No yellow cheese here — or stiff packaged tortillas, waxy pools of “queso,” salsa from a jar or chips from a bag. Leticia’s Cocina has been eschewing dumbed-down, “Americanized” south-of-the-border food in favor of the deep, earthy and sometimes fiery spirit of authentic Mexican cuisine since 2009 at its original location in the northern valley near Highway 95 and Durango Drive, and that tradition continues at its new spot in Tivoli Village.
Leticia’s has always been distinct from its brethren that rely on prepared foods, doing things the old-fashioned way while pushing the limits of creativity. It was, for example, one of the first restaurants in the valley to serve Mexican street corn, which nine years later has become commonplace. This kitchen, with Mexican-native Leticia Mitchell at the helm, revels in producing fresh flavors and textures, sometimes to a surprising degree.
Spinach-and-mushroom enchiladas ($16), the pliant tortillas wrapped around still-crisp fresh greens and springy mushrooms and smothered in a creamy sauce oh-so-lightly flavored with cheese, have been done before but rarely. And the truly surprising element here was a sort of timbale of chewy white rice, comingled with cheese and strips of roasted mild pepper, then molded and baked to a velvety finish.
Quesa Tacos ($16), proclaimed an award-winner, were indeed unique. Oaxaca cheese had been seared until it had caramelized and browned, then stuffed into tortillas with shrimp cooked in a mild, medium or spicy sauce Leticia named for her grandmother. Numerous meat options and a vegetarian one allow for further customization, and it was served with the baked rice.

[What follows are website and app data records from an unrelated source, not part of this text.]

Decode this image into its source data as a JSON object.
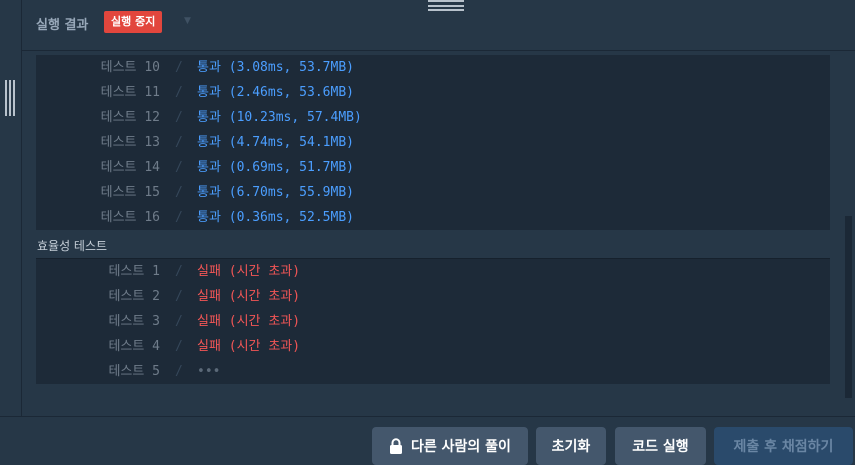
{
  "header": {
    "title": "실행 결과",
    "stop_label": "실행 중지",
    "caret_icon": "chevron-down-icon"
  },
  "results": [
    {
      "label": "테스트 10",
      "status": "pass",
      "value": "통과 (3.08ms, 53.7MB)"
    },
    {
      "label": "테스트 11",
      "status": "pass",
      "value": "통과 (2.46ms, 53.6MB)"
    },
    {
      "label": "테스트 12",
      "status": "pass",
      "value": "통과 (10.23ms, 57.4MB)"
    },
    {
      "label": "테스트 13",
      "status": "pass",
      "value": "통과 (4.74ms, 54.1MB)"
    },
    {
      "label": "테스트 14",
      "status": "pass",
      "value": "통과 (0.69ms, 51.7MB)"
    },
    {
      "label": "테스트 15",
      "status": "pass",
      "value": "통과 (6.70ms, 55.9MB)"
    },
    {
      "label": "테스트 16",
      "status": "pass",
      "value": "통과 (0.36ms, 52.5MB)"
    }
  ],
  "efficiency": {
    "section_label": "효율성  테스트",
    "rows": [
      {
        "label": "테스트 1",
        "status": "fail",
        "value": "실패 (시간 초과)"
      },
      {
        "label": "테스트 2",
        "status": "fail",
        "value": "실패 (시간 초과)"
      },
      {
        "label": "테스트 3",
        "status": "fail",
        "value": "실패 (시간 초과)"
      },
      {
        "label": "테스트 4",
        "status": "fail",
        "value": "실패 (시간 초과)"
      },
      {
        "label": "테스트 5",
        "status": "pending",
        "value": "•••"
      }
    ]
  },
  "footer": {
    "solutions_label": "다른 사람의 풀이",
    "reset_label": "초기화",
    "run_label": "코드 실행",
    "submit_label": "제출 후 채점하기"
  },
  "colors": {
    "pass": "#4b9eff",
    "fail": "#f25656",
    "stop_badge": "#e2463d",
    "background": "#263747",
    "result_bg": "#1d2a38"
  }
}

Nothing new in fajitas? At Leticia’s they’re co-labeled parilladas, which translates to mixed grill. Carne asada, chicken or shrimp ($19 to $22) were sauteed with crisp-tender strips of zucchini and sliced mushrooms, which provided an earthy contrast to the vegetal notes of the usual tomatoes, green peppers and onions; there’s an all-vegetable option as well ($15). Wheat tortillas on the side were hot, puffy and fitting vehicles for the pastiche of flavors, colors and textures, enlivened further with guacamole and pico de gallo.

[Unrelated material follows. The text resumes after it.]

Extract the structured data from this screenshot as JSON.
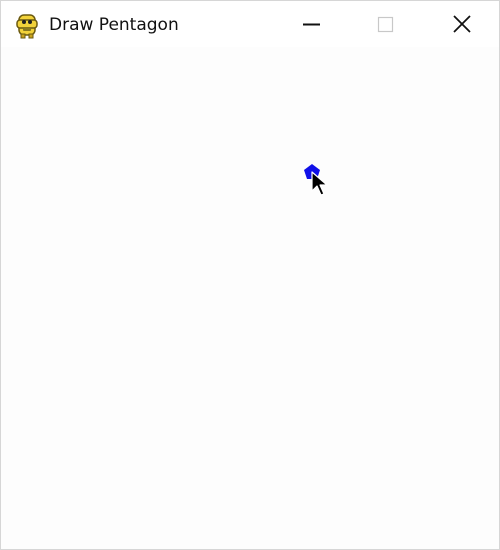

Two pork dishes were notable for their contrasts with each other. In the starter of Cochinita Pibil ($9), the meat had been marinated with a hint of achiote, with its mildly peppery flavor, and braised until so tender it virtually melted. The pork was wrapped in soft corn tortillas, drizzled with crema and topped with pickled red onions for a piquant bit of crunch.
In the carnitas ($17), the meat had been roasted until the edges caramelized, providing a gentle crispiness and adding depth to flavors seasoned with garlic and oregano. Guacamole, pico de gallo and fresh lime, plus a far more aggressive crunch in the offbeat use of thick planks of chicarrones, or fried pork skins, added flavor accents.
Another dish that was favored by creative additions was the shrimp jalapeno poppers ($15), with a well-modulated filling of cheese and wrapped in bacon and the fiery peppers, lightly battered and fried. The appeal here was in the literal layers of flavors and textures, tamed by a creamy sauce.
On the other hand, the flan ($5) was as classic as it gets. Good decision; it’s best not to mess with the eggy, caramely goodness of flan.
Like the original Leticia’s, the Tivoli Village location has decor far more sophisticated than sombreros and serapes, painted in a warm palette with accents of wood and stone and some interesting pieces of art, including portraits of Leticia and her mama in the reception area.
It’s a warm, welcoming place. With the exception of a waiter doggedly determined to upsell, the staff was friendly, management vigilant and frequently available to guests. It’s a tenet of Leticia’s, “mi casa es tu casa,” but there are precious few casas or cocinas that measure up.